</head>

<body>

<div id="content">
  <p>Why, hello there!</p>
</div>

</body>
</html>

Template Input Variables

Most of what appears above will be familiar to those versed in Python and HTML. The one aspect which is different, and begins to touch on Jinja's features, is the template input. It is possible to pass arbitrary strings of text into predefined placeholders in the actual template file itself. Simple variables like this are marked in the template using the {{ variable_name }} syntax.

As one would imagine, the Python code can determine the contents of these variables at runtime. Further, it can perform multiple separate renderings of the same template with different input variable values. There is no arbitrary limit to the number of inputs which may be specified this way, either. These facts allow for a great deal of flexibility.

In some cases, this simple input substitution will be enough for the user's needs. Especially for purists who do not want to mix any kind of logic into the template file itself, it makes sense to do all manner of processing in the Python code and then output it to the template through variables like these.

However, there are those who do not agree with that philosophy. They wish to insert presentation logic into the template, and regard processing HTML or other disparate code in the Python as unwise. Jinja is able to accommodate them.

Template Logic

Let us look at how to incorporate some fundamental logic into a template in order to keep the Python code simple.

Listing 2a: Python rendering code

import jinja2

templateLoader = jinja2.FileSystemLoader( searchpath="/" )
templateEnv = jinja2.Environment( loader=templateLoader )

TEMPLATE_FILE = "/home/user/site/example2.jinja"
template = templateEnv.get_template( TEMPLATE_FILE )
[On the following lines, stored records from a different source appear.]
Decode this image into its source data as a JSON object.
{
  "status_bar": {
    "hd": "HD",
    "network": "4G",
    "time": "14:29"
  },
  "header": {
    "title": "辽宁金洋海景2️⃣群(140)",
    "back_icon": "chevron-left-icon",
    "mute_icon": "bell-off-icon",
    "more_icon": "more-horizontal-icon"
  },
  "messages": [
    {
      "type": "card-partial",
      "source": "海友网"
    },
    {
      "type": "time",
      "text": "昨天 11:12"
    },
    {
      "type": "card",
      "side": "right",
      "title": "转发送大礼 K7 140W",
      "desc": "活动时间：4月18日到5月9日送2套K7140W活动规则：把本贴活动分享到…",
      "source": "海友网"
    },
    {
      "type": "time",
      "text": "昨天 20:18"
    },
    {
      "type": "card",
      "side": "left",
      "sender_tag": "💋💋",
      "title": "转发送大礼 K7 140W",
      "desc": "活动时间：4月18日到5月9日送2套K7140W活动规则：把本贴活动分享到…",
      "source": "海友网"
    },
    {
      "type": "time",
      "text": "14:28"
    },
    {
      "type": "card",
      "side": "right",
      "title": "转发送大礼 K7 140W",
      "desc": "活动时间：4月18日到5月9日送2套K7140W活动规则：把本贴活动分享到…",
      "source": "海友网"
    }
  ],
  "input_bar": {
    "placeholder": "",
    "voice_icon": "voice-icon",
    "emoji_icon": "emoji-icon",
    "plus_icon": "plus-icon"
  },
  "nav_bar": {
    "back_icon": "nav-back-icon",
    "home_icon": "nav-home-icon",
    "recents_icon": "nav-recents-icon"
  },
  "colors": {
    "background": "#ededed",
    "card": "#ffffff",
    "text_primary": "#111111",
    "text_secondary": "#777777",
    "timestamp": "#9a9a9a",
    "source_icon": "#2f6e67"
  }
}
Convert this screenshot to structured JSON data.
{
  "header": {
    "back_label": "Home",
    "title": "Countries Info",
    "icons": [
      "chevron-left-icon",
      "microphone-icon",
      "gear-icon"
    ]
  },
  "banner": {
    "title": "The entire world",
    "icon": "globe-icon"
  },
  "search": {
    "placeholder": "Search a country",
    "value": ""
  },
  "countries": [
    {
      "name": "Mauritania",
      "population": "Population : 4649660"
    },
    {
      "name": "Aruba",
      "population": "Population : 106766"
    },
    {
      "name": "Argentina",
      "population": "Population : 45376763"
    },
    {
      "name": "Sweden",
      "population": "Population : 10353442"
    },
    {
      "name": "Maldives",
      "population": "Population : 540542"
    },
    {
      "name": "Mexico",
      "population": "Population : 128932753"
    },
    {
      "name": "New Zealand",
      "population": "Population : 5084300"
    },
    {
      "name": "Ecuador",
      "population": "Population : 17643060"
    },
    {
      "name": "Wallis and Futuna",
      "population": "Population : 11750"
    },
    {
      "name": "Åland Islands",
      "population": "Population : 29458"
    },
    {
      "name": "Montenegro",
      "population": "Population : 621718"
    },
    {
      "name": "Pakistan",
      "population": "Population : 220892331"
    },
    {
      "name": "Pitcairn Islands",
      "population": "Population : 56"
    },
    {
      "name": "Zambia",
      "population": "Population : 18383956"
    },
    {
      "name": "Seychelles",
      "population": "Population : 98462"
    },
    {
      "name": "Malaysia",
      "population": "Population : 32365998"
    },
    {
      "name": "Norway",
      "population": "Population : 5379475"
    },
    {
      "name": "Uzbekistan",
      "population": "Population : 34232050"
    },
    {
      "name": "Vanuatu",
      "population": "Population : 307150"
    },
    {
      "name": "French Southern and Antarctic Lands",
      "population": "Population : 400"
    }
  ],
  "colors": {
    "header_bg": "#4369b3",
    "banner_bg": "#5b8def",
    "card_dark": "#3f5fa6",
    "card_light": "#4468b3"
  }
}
# Here we add a new input variable containing a list.
# Its contents will be expanded in the HTML as a unordered list.
FAVORITES = [ "chocolates", "lunar eclipses", "rabbits" ]
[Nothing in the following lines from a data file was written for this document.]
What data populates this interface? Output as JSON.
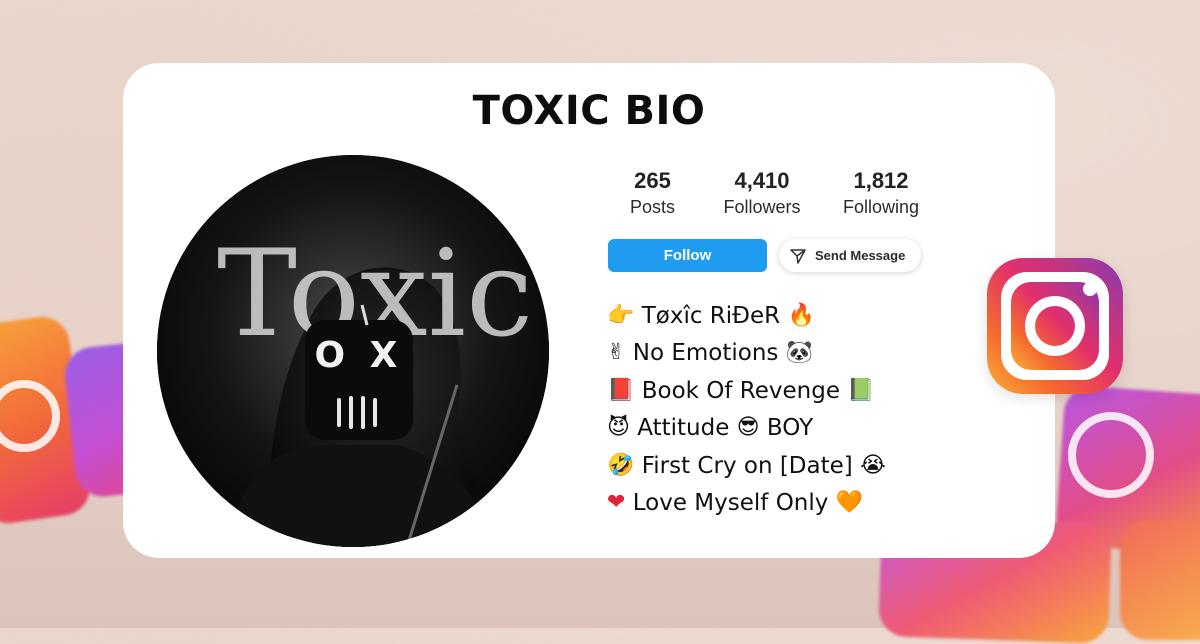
{
  "title": "TOXIC BIO",
  "profile": {
    "avatar_icon": "hooded-toxic-figure",
    "avatar_text": "Toxic",
    "mask_text": "O X"
  },
  "stats": [
    {
      "value": "265",
      "label": "Posts"
    },
    {
      "value": "4,410",
      "label": "Followers"
    },
    {
      "value": "1,812",
      "label": "Following"
    }
  ],
  "buttons": {
    "follow_label": "Follow",
    "message_label": "Send Message",
    "message_icon": "send-icon"
  },
  "bio": [
    {
      "lead": "👉",
      "text": "Tøxîc RiĐeR",
      "trail": "🔥"
    },
    {
      "lead": "✌",
      "text": "No Emotions",
      "trail": "🐼"
    },
    {
      "lead": "📕",
      "text": "Book Of Revenge",
      "trail": "📗"
    },
    {
      "lead": "😈",
      "text": "Attitude",
      "mid": "😎",
      "text2": "BOY"
    },
    {
      "lead": "🤣",
      "text": "First Cry on [Date]",
      "trail": "😭"
    },
    {
      "lead": "❤",
      "text": "Love Myself Only",
      "trail": "🧡"
    }
  ],
  "brand_icon": "instagram-logo",
  "colors": {
    "follow": "#1f9bf0",
    "title": "#0d0d0d"
  }
}
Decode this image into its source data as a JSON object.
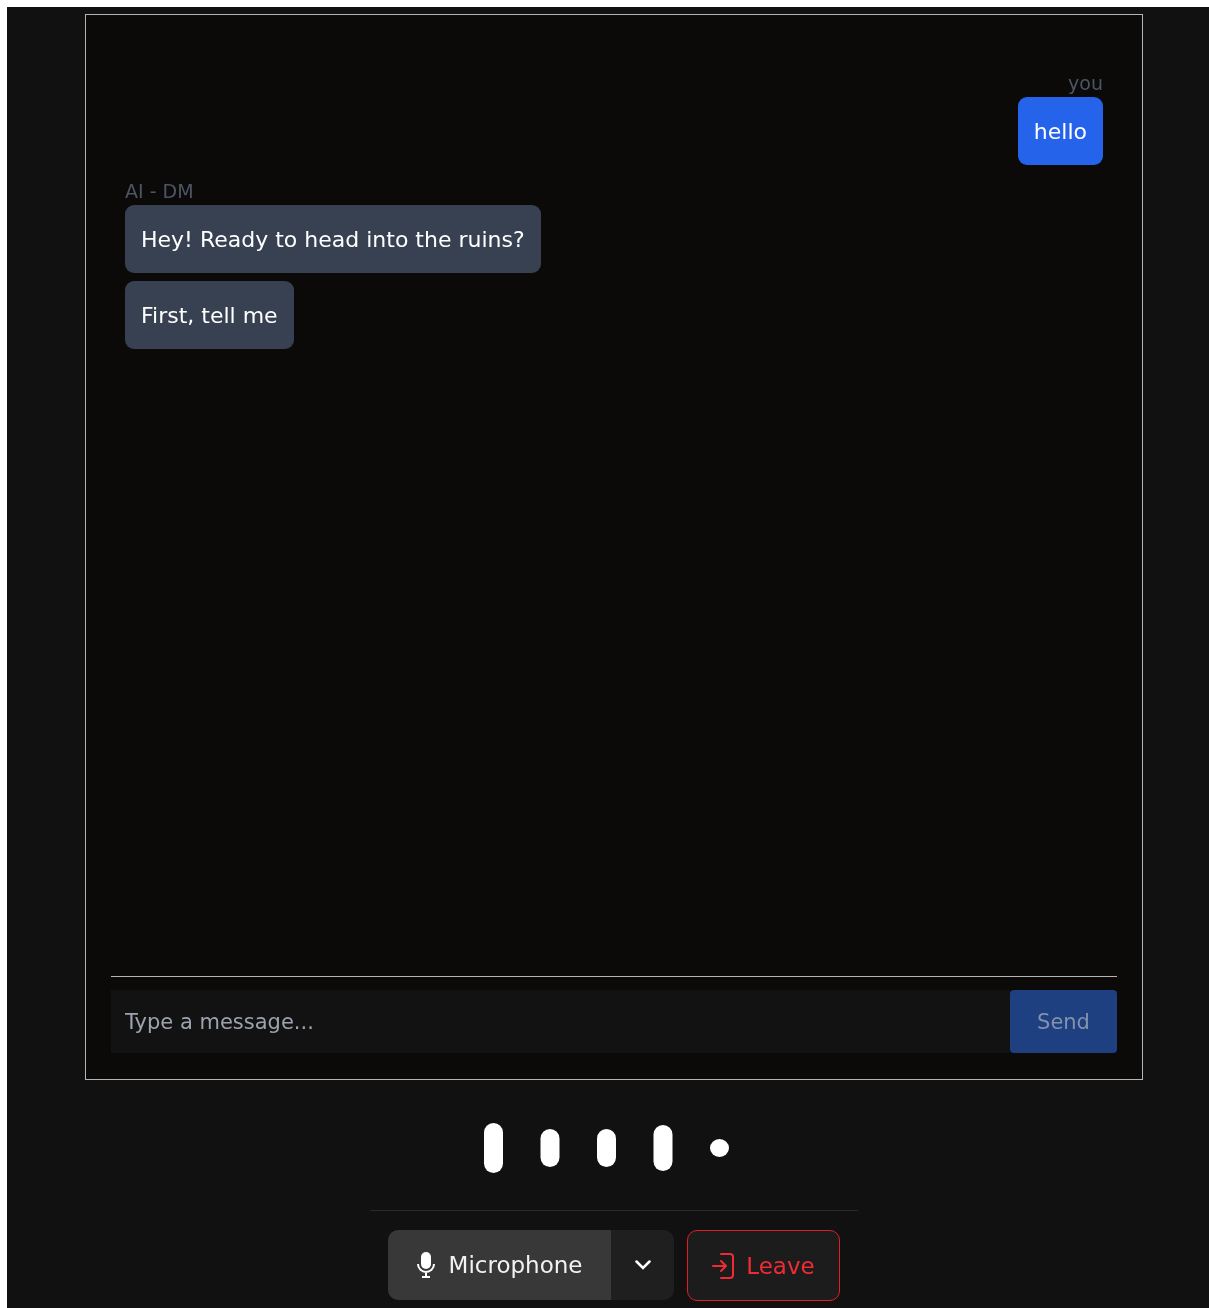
{
  "chat": {
    "groups": [
      {
        "kind": "user",
        "sender": "you",
        "messages": [
          "hello"
        ]
      },
      {
        "kind": "agent",
        "sender": "AI - DM",
        "messages": [
          "Hey! Ready to head into the ruins?",
          "First, tell me"
        ]
      }
    ],
    "input": {
      "placeholder": "Type a message..."
    },
    "send_button": {
      "label": "Send",
      "disabled": true
    }
  },
  "controls": {
    "microphone_button": {
      "label": "Microphone"
    },
    "leave_button": {
      "label": "Leave"
    }
  }
}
templateVars = { "title" : "Test Example",
                 "description" : "A simple inquiry of function.",
                 "favorites" : FAVORITES
               }

outputText = template.render( templateVars )

Listing 2b: Jinja template with a loop

<!doctype html>
<html lang="en">
<head>
  <meta charset="UTF-8" />

  <title>{{ title }}</title>
  <meta name="description" content="{{ description }}" />
</head>

<body>

<div id="content">
  <p>Greetings visitor!  These are a list of my favorite things:</p>

  <ul>
  {% for item in favorites %}
    <li>{{ item }}</li>
  {% endfor %}
  </ul>
</div>

</body>
</html>

Take note of both the for loop added to the template, and the additional list variable in the Python code. In particular, pay attention to the fact that logic expressions use a {% ... %} syntax. Using the variable expansion syntax would be a template bug. More implications are discussed below.

Jinja supports a subset of control structures that are very similar to Python. The critical two are if and for. Their syntax is similar to Python, only differing in that no colon is required at the end of the statement and that termination of the block is done using an endif or endfor instead of by whitespace. Most user needs for presentational logic can be met with just these two elements.

In the above example, a list of strings is iterated over in a very similar manner to how it would be done in Python. A temporary variable, item, will store the current value of an element of the list for each iteration of the loop. In this case, we merely print the item value inside a list item tag.

Of course, one could do the same effective work in the Python code instead. This would involve a series of selective string concatenations with HTML inline. Then the preprocessed output would be written via a template variable. This works, but has a significant issue with structural clarity. It may also be difficult to maintain an exact formatting of whitespace, especially in a complicated template.

Further Exploration

This article merely scratches the surface of Jinja's features. Several more powerful tools also exist, including filters, macros, blocks, and template inheritance. However, these have been omitted as their high complexity may be excessive for new users. Readers are encouraged to peruse the Jinja official documentation and code samples as they become more comfortable with the library.

References